*TASK TO CARRY OUT*. Reading the listing that follows, count the lines where "ffffff" appears, and answer with only that count.

*PROVIDED RECORDS*.
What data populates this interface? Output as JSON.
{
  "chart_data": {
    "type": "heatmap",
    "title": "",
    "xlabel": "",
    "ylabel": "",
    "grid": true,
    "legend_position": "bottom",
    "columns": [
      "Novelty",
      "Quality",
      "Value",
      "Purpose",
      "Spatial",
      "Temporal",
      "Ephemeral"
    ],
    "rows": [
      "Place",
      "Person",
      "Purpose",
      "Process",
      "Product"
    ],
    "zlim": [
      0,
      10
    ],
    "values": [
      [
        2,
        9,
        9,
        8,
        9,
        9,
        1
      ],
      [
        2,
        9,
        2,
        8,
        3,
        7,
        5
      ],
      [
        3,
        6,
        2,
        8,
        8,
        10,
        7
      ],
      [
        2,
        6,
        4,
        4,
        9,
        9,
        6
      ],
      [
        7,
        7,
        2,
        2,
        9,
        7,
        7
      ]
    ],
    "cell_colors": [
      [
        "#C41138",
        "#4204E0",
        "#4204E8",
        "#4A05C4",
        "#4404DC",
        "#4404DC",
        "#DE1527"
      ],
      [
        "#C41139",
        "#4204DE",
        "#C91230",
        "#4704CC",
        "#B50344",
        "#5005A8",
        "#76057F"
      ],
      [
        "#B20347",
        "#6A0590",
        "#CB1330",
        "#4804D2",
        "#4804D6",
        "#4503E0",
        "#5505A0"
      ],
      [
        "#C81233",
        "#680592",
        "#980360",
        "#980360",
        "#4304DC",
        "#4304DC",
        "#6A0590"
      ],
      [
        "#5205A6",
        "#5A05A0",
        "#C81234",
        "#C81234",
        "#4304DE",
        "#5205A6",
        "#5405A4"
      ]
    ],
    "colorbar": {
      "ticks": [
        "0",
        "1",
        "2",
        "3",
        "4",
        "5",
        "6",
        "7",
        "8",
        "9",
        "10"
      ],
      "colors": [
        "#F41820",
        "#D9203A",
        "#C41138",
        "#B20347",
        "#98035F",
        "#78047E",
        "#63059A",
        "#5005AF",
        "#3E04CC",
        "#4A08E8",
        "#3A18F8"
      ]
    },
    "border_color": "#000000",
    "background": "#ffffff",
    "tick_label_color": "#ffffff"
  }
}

*EXERCISE ANSWER*. 2